Prompt:
Among the records below, find the lines with the word "Catch" and copy them.
====
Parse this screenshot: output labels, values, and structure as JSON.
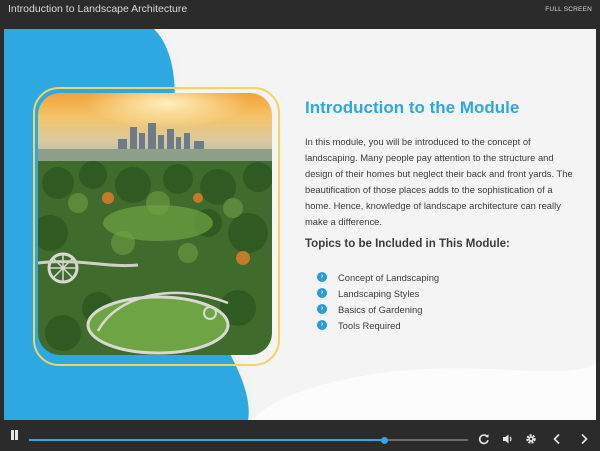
{
  "header": {
    "course_title": "Introduction to Landscape Architecture",
    "fullscreen_label": "FULL SCREEN"
  },
  "slide": {
    "heading": "Introduction to the Module",
    "intro_paragraph": "In this module, you will be introduced to the concept of landscaping. Many people pay attention to the structure and design of their homes but neglect their back and front yards. The beautification of those places adds to the sophistication of a home. Hence, knowledge of landscape architecture can really make a difference.",
    "topics_heading": "Topics to be Included in This Module:",
    "topics": [
      "Concept of Landscaping",
      "Landscaping Styles",
      "Basics of Gardening",
      "Tools Required"
    ],
    "image": "aerial-city-park-photo"
  },
  "player": {
    "progress_fraction": 0.81,
    "icons": [
      "pause-icon",
      "replay-icon",
      "volume-icon",
      "settings-icon",
      "prev-icon",
      "next-icon"
    ]
  },
  "colors": {
    "accent": "#2ea8e0",
    "frame": "#f2d45e",
    "bar": "#2b2b2b"
  }
}
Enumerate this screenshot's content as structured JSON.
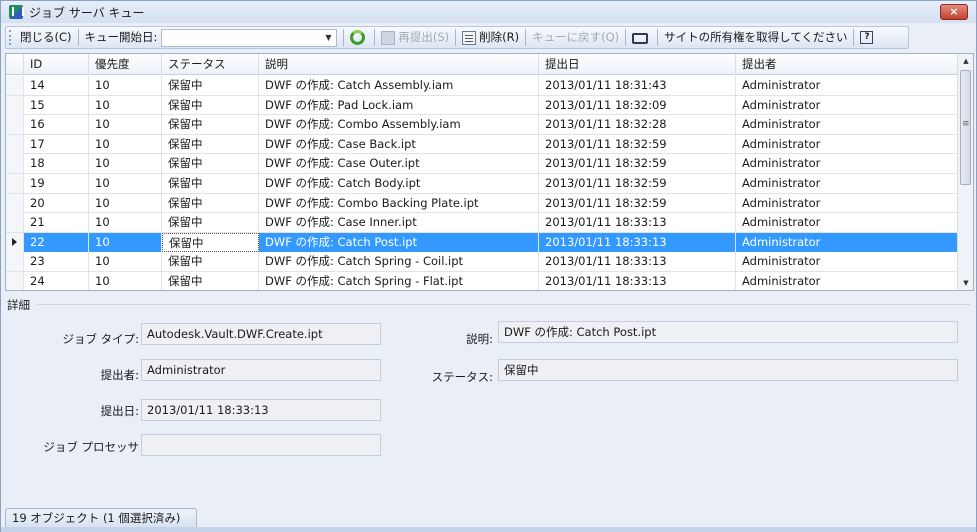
{
  "window": {
    "title": "ジョブ サーバ キュー",
    "close_label": "×"
  },
  "toolbar": {
    "close_label": "閉じる(C)",
    "queue_start_label": "キュー開始日:",
    "queue_start_value": "",
    "resubmit_label": "再提出(S)",
    "delete_label": "削除(R)",
    "requeue_label": "キューに戻す(Q)",
    "ownership_label": "サイトの所有権を取得してください",
    "help_label": "?"
  },
  "grid": {
    "columns": [
      "ID",
      "優先度",
      "ステータス",
      "説明",
      "提出日",
      "提出者"
    ],
    "rows": [
      [
        "14",
        "10",
        "保留中",
        "DWF の作成: Catch Assembly.iam",
        "2013/01/11 18:31:43",
        "Administrator"
      ],
      [
        "15",
        "10",
        "保留中",
        "DWF の作成: Pad Lock.iam",
        "2013/01/11 18:32:09",
        "Administrator"
      ],
      [
        "16",
        "10",
        "保留中",
        "DWF の作成: Combo Assembly.iam",
        "2013/01/11 18:32:28",
        "Administrator"
      ],
      [
        "17",
        "10",
        "保留中",
        "DWF の作成: Case Back.ipt",
        "2013/01/11 18:32:59",
        "Administrator"
      ],
      [
        "18",
        "10",
        "保留中",
        "DWF の作成: Case Outer.ipt",
        "2013/01/11 18:32:59",
        "Administrator"
      ],
      [
        "19",
        "10",
        "保留中",
        "DWF の作成: Catch Body.ipt",
        "2013/01/11 18:32:59",
        "Administrator"
      ],
      [
        "20",
        "10",
        "保留中",
        "DWF の作成: Combo Backing Plate.ipt",
        "2013/01/11 18:32:59",
        "Administrator"
      ],
      [
        "21",
        "10",
        "保留中",
        "DWF の作成: Case Inner.ipt",
        "2013/01/11 18:33:13",
        "Administrator"
      ],
      [
        "22",
        "10",
        "保留中",
        "DWF の作成: Catch Post.ipt",
        "2013/01/11 18:33:13",
        "Administrator"
      ],
      [
        "23",
        "10",
        "保留中",
        "DWF の作成: Catch Spring - Coil.ipt",
        "2013/01/11 18:33:13",
        "Administrator"
      ],
      [
        "24",
        "10",
        "保留中",
        "DWF の作成: Catch Spring - Flat.ipt",
        "2013/01/11 18:33:13",
        "Administrator"
      ]
    ],
    "selected_index": 8
  },
  "details": {
    "section_label": "詳細",
    "job_type_label": "ジョブ タイプ:",
    "job_type_value": "Autodesk.Vault.DWF.Create.ipt",
    "submitter_label": "提出者:",
    "submitter_value": "Administrator",
    "submit_date_label": "提出日:",
    "submit_date_value": "2013/01/11 18:33:13",
    "processor_label": "ジョブ プロセッサ",
    "processor_value": "",
    "description_label": "説明:",
    "description_value": "DWF の作成: Catch Post.ipt",
    "status_label": "ステータス:",
    "status_value": "保留中"
  },
  "statusbar": {
    "text": "19 オブジェクト (1 個選択済み)"
  }
}
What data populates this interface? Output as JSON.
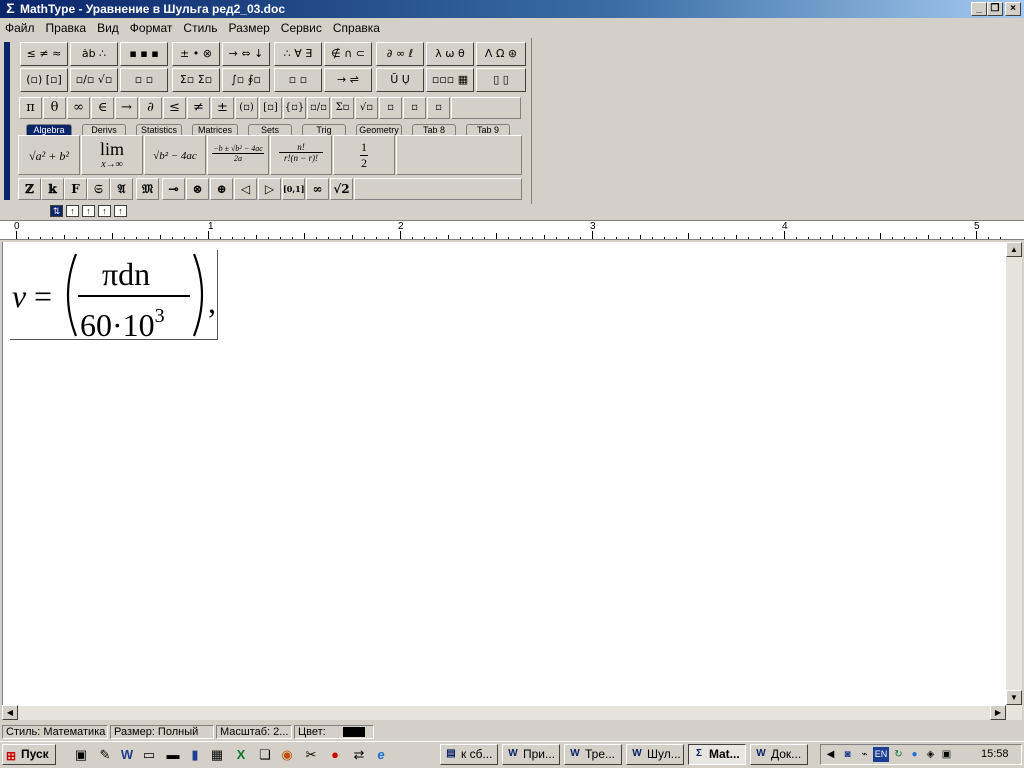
{
  "window": {
    "title": "MathType - Уравнение в Шульга ред2_03.doc",
    "app_icon": "sigma-icon",
    "min": "_",
    "max": "❐",
    "close": "×"
  },
  "menu": [
    "Файл",
    "Правка",
    "Вид",
    "Формат",
    "Стиль",
    "Размер",
    "Сервис",
    "Справка"
  ],
  "palette_row1": [
    "≤ ≠ ≈",
    "ȧb ∴",
    "▪ ▪ ▪",
    "± • ⊗",
    "→ ⇔ ↓",
    "∴ ∀ ∃",
    "∉ ∩ ⊂",
    "∂ ∞ ℓ",
    "λ ω θ",
    "Λ Ω ⊛"
  ],
  "palette_row2": [
    "(▫) [▫]",
    "▫/▫ √▫",
    "▫ ▫",
    "Σ▫ Σ▫",
    "∫▫ ∮▫",
    "▫ ▫",
    "→ ⇌",
    "Ū Ụ",
    "▫▫▫ ▦",
    "▯ ▯"
  ],
  "symbol_row": [
    "π",
    "θ",
    "∞",
    "∈",
    "→",
    "∂",
    "≤",
    "≠",
    "±",
    "(▫)",
    "[▫]",
    "{▫}",
    "▫/▫",
    "Σ▫",
    "√▫",
    "▫",
    "▫",
    "▫"
  ],
  "tabs": [
    "Algebra",
    "Derivs",
    "Statistics",
    "Matrices",
    "Sets",
    "Trig",
    "Geometry",
    "Tab 8",
    "Tab 9"
  ],
  "templates": {
    "t1": "√a² + b²",
    "lim": "lim",
    "lim_sub": "x→∞",
    "t3": "√b² − 4ac",
    "t4_num": "−b ± √b² − 4ac",
    "t4_den": "2a",
    "t5_num": "n!",
    "t5_den": "r!(n − r)!",
    "t6_num": "1",
    "t6_den": "2"
  },
  "style_row": [
    "ℤ",
    "𝕜",
    "𝐅",
    "𝔖",
    "𝔄",
    "𝔐",
    "⊸",
    "⊗",
    "⊕",
    "◁",
    "▷",
    "[0,1]",
    "∞",
    "√2"
  ],
  "mini_buttons": [
    "⇅",
    "↑",
    "↑",
    "↑",
    "↑"
  ],
  "ruler": [
    "0",
    "1",
    "2",
    "3",
    "4",
    "5"
  ],
  "equation": {
    "lhs": "v",
    "equals": "=",
    "numerator": "πdn",
    "den_base": "60·10",
    "den_exp": "3",
    "comma": ","
  },
  "status": {
    "style": "Стиль: Математика",
    "size": "Размер: Полный",
    "zoom": "Масштаб: 2...",
    "color_label": "Цвет:",
    "color_value": "#000000"
  },
  "taskbar": {
    "start": "Пуск",
    "tasks": [
      "к сб...",
      "При...",
      "Тре...",
      "Шул...",
      "Mat...",
      "Док..."
    ],
    "task_icons": [
      "folder-icon",
      "word-icon",
      "word-icon",
      "word-icon",
      "sigma-icon",
      "word-icon"
    ],
    "lang": "EN",
    "clock": "15:58"
  }
}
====
Solution for this exercise:
        "DWF の作成: Catch Assembly.iam",
        "DWF の作成: Catch Body.ipt",
        "DWF の作成: Catch Post.ipt",
        "DWF の作成: Catch Spring - Coil.ipt",
        "DWF の作成: Catch Spring - Flat.ipt",
    "description_value": "DWF の作成: Catch Post.ipt",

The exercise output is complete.